More material is located at BCLM, Black Country Living Museum, TUC Archives, Agnes Hamilton Biography (1925), A life’s Work – Margaret Bondfield’s Diaries and a host of Newspapers.

Thanks to James Deane & Judy Schol, grand daughter for the photographs & stories.

Thanks to BCLM Black Country Living Museum and TUC Archives  for the kind permission to use the photographs.

Image Credit: TUC Library, part of the Special Collections at London Metropolitan University.

Image Credit: TUC Library, part of the Special Collections at London Metropolitan University.

Image Credit: Agi Ch & Black Country Living Museum

Mary – My Grandmother

by Judy Schol, Granddaughter

Image Credit – James Bargrave Dean

 

 

“My name is Judy and I am the Great Grand Daughter of Mary Macarthur.
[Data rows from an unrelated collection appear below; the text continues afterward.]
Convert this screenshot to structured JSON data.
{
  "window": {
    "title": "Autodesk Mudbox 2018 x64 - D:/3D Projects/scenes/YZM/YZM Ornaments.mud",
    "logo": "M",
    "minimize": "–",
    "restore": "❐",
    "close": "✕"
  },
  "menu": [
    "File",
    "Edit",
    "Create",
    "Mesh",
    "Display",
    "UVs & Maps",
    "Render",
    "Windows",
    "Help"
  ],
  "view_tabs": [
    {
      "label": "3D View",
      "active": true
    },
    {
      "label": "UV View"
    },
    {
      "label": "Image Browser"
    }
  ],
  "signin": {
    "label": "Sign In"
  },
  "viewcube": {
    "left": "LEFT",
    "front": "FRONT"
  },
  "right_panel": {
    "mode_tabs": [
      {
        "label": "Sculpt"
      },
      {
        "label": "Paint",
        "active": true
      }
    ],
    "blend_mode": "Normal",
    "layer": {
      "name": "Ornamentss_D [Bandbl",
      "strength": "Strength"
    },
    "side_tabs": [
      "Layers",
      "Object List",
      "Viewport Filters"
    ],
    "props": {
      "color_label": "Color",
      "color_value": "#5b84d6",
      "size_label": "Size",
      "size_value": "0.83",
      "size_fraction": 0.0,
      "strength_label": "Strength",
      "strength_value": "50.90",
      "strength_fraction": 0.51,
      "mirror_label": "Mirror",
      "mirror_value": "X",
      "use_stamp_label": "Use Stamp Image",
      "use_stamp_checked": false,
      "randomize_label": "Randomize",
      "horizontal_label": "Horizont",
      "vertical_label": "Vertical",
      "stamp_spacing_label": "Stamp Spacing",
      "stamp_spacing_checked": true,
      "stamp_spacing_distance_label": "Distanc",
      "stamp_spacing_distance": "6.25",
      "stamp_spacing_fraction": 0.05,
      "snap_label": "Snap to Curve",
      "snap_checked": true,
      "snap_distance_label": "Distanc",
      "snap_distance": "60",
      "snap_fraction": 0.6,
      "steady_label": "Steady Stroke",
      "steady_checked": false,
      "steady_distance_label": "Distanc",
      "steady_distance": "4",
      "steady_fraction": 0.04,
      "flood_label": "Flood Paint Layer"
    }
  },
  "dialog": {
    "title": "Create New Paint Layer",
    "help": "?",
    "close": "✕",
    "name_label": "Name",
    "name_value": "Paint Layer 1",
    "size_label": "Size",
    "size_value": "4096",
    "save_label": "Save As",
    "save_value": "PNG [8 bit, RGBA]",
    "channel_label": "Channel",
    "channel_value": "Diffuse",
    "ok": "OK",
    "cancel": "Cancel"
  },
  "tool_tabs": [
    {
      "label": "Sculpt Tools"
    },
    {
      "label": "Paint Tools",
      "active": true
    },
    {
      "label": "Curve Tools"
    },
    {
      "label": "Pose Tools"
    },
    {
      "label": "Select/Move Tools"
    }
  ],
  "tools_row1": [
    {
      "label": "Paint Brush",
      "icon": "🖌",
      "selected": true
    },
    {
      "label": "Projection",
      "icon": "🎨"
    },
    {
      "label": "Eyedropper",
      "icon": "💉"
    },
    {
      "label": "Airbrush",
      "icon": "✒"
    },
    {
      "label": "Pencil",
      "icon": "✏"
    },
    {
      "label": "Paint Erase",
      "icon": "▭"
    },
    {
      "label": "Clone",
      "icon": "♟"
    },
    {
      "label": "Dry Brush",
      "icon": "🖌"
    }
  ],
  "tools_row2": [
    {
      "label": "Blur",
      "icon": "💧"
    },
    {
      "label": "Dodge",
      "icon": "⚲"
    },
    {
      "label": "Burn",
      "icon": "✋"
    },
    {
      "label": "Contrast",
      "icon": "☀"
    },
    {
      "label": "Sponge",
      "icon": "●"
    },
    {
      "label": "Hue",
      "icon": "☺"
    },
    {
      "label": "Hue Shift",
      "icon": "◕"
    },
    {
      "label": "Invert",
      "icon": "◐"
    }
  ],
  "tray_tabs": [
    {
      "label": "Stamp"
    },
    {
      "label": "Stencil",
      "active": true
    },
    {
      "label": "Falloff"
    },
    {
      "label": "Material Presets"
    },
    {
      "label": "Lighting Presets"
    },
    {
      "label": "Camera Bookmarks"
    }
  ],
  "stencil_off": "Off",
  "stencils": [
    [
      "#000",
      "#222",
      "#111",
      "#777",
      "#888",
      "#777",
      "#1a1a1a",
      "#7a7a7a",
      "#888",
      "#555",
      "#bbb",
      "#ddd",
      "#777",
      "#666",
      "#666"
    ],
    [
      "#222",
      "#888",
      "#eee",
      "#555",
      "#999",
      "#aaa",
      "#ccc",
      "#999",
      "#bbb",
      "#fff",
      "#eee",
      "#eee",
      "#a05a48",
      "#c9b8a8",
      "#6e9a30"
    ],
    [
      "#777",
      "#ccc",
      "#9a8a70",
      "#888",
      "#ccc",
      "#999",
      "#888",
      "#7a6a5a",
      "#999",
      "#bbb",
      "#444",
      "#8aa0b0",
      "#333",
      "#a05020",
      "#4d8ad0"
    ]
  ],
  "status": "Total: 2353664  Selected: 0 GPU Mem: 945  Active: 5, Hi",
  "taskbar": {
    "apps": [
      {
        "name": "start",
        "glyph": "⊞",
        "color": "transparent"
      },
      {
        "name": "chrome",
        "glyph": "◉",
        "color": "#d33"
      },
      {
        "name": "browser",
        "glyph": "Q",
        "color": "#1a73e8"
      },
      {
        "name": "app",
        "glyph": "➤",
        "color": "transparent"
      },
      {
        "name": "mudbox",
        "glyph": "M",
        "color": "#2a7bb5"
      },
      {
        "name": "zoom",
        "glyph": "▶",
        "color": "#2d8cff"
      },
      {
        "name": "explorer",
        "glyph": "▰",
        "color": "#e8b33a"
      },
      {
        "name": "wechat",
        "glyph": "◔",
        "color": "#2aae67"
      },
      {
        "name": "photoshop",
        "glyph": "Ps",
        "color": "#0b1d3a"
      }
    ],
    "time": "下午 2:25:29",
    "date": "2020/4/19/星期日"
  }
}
I never met Mary but I think I have a lot to thank her for.

As the Great Grand Daughter of Mary, I’ve been privileged to be present on a number of occasions where her work has been recognised. Along with family members, I have attended the unveiling of a statue created to honour her, as well as attending the opening of a medical unit also named after her. It was also fantastic to attend the Black Country Museum and see a display showing so much information about her life and the results her determination yielded for the women chain makers who had to endure such tough conditions at work. Often mistaken for a suffragette, it is wonderful how people are having the opportunity to see just what it is she really did at such a tough time for a womans’ voice to be heard.

 As well as also been present on occasions where her work has been championed via books being launched by the authors where those present have also learned just how she used her status in life to help those who had so little.

Without Mary Macarthurs’ actions, I can only wonder what my working conditions would be like now but I’m sure they wouldn’t be as good as they are. I also wonder if I would even have had the opportunity I have had to work with equal rights alongside a predominantly male workforce at Network Rail as I do today.

Video Credit: Birmingham Country Living Museum

Sources

‘BCLM – Mary Macarthur’ video. Birmingham Country Living Museum. See full video here

Photographs from Trade Union Congress Library, part of the Special Collections at London Metropolitan University; Birmingham Country Museum;  photographer Agi Ch; and Mary’s Grandson James Bargrave Dean

Text from Mary’s Grandson James Bargrave Dean and Granddaughter Judy Schol

Mary Macarthur Holiday Trust

Friends of the Women Chainmakers